• Exercise material
Content starts
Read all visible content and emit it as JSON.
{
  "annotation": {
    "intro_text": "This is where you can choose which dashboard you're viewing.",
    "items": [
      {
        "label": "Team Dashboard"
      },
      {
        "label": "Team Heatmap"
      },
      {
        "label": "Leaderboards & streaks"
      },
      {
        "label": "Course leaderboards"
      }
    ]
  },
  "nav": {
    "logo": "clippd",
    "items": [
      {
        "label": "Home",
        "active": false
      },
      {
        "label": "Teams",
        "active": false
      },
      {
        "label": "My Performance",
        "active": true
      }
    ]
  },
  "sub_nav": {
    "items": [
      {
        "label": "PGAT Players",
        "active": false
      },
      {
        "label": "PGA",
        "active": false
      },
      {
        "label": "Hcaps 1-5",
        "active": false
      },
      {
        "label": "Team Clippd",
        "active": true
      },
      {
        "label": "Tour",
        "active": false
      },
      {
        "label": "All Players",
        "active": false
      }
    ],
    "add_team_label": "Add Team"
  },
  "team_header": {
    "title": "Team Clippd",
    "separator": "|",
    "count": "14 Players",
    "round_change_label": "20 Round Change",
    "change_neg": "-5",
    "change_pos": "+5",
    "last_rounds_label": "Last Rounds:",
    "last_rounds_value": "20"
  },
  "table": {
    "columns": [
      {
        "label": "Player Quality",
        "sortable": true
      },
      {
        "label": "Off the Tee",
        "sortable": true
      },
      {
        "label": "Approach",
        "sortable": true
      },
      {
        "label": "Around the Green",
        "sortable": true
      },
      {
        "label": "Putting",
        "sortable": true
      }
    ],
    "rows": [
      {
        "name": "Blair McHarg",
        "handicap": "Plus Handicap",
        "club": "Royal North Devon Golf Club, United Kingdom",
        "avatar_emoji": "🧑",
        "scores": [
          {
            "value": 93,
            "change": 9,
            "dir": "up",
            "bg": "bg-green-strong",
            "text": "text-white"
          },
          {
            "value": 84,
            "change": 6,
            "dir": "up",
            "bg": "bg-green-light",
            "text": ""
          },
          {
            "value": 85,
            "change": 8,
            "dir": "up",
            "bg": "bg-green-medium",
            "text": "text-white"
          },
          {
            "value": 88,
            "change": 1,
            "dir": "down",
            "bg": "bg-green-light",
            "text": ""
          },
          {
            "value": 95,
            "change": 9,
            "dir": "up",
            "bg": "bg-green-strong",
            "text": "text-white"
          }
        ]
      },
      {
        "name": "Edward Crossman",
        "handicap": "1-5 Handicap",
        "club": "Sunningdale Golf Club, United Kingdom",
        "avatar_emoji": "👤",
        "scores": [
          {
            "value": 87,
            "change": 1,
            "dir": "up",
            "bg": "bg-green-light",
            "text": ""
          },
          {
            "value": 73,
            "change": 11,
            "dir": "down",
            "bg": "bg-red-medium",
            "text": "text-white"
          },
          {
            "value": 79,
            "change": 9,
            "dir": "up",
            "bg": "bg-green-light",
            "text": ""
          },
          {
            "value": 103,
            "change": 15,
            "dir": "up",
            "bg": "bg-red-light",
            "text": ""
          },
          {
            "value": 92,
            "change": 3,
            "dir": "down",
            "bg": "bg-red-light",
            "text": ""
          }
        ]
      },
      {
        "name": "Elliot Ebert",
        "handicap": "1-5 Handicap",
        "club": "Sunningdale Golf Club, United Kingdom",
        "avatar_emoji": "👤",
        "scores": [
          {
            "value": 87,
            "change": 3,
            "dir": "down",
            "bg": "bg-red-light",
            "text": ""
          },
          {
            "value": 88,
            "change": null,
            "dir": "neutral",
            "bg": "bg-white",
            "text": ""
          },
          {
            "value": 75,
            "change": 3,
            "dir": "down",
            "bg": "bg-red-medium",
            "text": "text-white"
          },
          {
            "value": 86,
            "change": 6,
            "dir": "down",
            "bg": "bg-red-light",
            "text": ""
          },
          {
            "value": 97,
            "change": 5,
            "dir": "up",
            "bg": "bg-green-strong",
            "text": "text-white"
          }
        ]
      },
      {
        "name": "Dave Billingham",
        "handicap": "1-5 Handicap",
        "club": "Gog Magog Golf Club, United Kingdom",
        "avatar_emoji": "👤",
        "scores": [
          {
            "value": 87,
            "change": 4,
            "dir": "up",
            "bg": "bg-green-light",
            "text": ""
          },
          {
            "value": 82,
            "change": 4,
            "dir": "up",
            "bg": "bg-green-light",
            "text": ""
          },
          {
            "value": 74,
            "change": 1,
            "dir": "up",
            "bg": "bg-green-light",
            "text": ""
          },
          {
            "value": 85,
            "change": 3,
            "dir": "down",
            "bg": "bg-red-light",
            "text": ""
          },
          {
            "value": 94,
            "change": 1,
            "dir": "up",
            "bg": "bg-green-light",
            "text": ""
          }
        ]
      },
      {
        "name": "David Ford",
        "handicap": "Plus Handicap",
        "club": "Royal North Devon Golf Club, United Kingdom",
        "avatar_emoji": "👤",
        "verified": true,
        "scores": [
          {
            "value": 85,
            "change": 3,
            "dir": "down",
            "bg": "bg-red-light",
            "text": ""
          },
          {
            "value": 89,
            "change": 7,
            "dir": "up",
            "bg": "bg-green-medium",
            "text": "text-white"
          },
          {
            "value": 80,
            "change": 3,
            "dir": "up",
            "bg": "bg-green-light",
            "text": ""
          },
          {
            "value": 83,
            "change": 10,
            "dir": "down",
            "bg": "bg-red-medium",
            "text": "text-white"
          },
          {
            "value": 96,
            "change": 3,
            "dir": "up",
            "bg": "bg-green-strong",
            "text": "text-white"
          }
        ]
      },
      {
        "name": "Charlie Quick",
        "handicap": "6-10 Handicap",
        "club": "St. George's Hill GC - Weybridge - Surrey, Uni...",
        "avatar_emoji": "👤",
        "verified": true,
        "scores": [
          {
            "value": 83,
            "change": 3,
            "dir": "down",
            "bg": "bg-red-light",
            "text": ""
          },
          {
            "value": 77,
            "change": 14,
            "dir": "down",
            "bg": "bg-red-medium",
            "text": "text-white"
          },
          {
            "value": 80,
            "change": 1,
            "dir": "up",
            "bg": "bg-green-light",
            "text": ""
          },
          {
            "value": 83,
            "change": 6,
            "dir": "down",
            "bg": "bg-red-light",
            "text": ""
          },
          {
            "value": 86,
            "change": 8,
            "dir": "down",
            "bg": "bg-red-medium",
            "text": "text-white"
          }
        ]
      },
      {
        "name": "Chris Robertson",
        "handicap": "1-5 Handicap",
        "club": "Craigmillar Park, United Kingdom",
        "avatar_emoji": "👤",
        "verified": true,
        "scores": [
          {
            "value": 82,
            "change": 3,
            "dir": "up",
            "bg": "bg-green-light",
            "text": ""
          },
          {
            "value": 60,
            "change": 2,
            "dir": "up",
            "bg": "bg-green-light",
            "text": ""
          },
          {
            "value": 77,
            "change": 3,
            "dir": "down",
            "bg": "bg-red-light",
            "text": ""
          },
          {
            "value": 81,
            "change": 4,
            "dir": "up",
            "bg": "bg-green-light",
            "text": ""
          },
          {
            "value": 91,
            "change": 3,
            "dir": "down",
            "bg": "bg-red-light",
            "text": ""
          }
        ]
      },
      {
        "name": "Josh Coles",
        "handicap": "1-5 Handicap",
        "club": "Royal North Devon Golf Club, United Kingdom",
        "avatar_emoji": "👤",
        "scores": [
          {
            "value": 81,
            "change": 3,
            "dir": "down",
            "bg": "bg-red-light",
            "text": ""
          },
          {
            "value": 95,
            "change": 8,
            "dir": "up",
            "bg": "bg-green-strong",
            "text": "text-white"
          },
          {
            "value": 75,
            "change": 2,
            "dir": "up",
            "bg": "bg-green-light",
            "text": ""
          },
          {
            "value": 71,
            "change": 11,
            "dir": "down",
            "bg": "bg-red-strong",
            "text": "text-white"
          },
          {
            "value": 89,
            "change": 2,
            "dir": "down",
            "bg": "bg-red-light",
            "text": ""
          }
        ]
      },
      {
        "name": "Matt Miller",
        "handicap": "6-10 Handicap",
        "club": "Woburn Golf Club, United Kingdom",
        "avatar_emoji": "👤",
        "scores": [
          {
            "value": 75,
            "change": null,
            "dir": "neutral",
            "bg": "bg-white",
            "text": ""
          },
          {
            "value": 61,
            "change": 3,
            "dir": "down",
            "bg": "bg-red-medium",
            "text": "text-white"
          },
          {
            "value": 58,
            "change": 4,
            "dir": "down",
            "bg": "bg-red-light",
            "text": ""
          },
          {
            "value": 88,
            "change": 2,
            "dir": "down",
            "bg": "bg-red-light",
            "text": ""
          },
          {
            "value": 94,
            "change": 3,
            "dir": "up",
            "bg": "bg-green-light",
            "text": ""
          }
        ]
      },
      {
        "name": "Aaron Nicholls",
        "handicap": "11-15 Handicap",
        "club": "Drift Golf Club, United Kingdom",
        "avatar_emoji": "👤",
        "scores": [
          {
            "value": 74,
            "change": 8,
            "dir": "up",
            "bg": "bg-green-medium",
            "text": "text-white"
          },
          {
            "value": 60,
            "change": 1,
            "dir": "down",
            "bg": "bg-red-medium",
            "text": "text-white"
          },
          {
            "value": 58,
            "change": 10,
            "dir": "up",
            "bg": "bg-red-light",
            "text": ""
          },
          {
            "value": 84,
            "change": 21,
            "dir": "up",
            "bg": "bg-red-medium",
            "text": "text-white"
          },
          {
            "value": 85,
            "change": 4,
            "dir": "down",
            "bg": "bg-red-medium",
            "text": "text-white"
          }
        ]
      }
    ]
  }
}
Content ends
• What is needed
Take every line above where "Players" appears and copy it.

• Problem solution
        "label": "PGAT Players",
        "label": "All Players",
    "count": "14 Players",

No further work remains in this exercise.